» REQUIREMENT:
Exact repetition, pictures omitted: give every record below again.
━━━━━ GIVEN INFORMATION ━━━━━
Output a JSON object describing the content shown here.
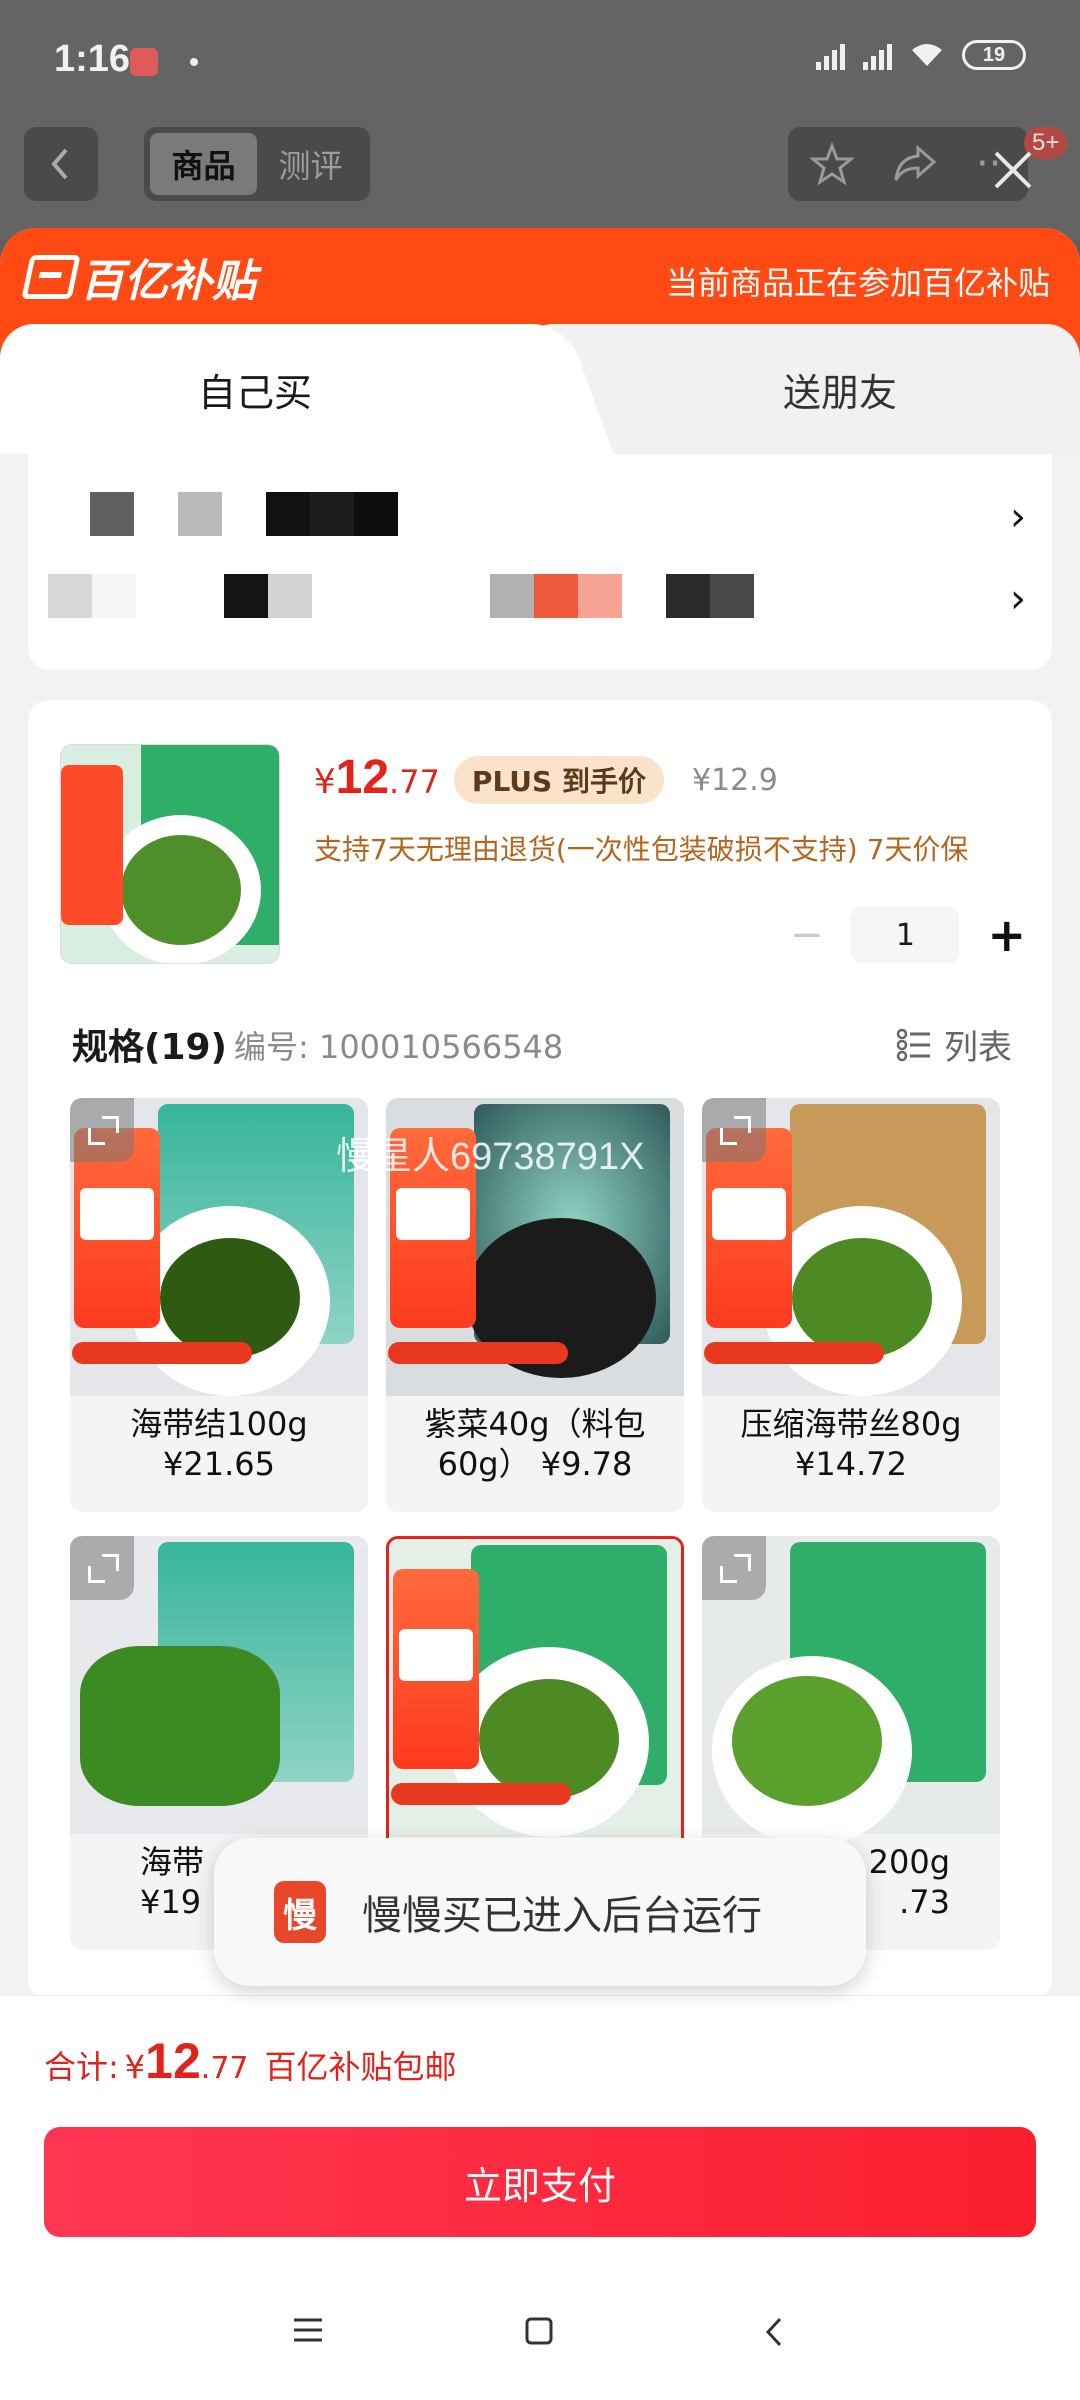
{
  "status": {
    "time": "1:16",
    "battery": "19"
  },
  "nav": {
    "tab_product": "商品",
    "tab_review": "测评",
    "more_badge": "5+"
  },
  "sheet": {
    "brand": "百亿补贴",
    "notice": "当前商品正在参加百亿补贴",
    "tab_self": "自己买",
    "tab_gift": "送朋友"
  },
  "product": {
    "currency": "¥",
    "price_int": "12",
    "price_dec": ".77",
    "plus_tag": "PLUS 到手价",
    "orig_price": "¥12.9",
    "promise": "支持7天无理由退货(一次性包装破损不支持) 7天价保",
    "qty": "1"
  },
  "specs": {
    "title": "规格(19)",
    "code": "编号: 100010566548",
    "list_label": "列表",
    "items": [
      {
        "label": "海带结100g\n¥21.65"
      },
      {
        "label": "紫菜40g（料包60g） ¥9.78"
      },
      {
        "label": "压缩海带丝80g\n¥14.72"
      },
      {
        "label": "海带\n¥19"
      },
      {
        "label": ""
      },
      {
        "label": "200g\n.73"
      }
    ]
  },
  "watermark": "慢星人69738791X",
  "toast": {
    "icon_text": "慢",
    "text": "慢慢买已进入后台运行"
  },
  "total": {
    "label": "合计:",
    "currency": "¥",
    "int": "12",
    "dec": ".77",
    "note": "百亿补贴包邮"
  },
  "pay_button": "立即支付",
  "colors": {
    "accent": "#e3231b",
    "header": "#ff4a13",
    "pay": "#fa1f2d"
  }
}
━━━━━
» ANSWER BOX:
Output a JSON object describing the content shown here.
{
  "status": {
    "time": "1:16",
    "battery": "19"
  },
  "nav": {
    "tab_product": "商品",
    "tab_review": "测评",
    "more_badge": "5+"
  },
  "sheet": {
    "brand": "百亿补贴",
    "notice": "当前商品正在参加百亿补贴",
    "tab_self": "自己买",
    "tab_gift": "送朋友"
  },
  "product": {
    "currency": "¥",
    "price_int": "12",
    "price_dec": ".77",
    "plus_tag": "PLUS 到手价",
    "orig_price": "¥12.9",
    "promise": "支持7天无理由退货(一次性包装破损不支持) 7天价保",
    "qty": "1"
  },
  "specs": {
    "title": "规格(19)",
    "code": "编号: 100010566548",
    "list_label": "列表",
    "items": [
      {
        "label": "海带结100g\n¥21.65"
      },
      {
        "label": "紫菜40g（料包60g） ¥9.78"
      },
      {
        "label": "压缩海带丝80g\n¥14.72"
      },
      {
        "label": "海带\n¥19"
      },
      {
        "label": ""
      },
      {
        "label": "200g\n.73"
      }
    ]
  },
  "watermark": "慢星人69738791X",
  "toast": {
    "icon_text": "慢",
    "text": "慢慢买已进入后台运行"
  },
  "total": {
    "label": "合计:",
    "currency": "¥",
    "int": "12",
    "dec": ".77",
    "note": "百亿补贴包邮"
  },
  "pay_button": "立即支付",
  "colors": {
    "accent": "#e3231b",
    "header": "#ff4a13",
    "pay": "#fa1f2d"
  }
}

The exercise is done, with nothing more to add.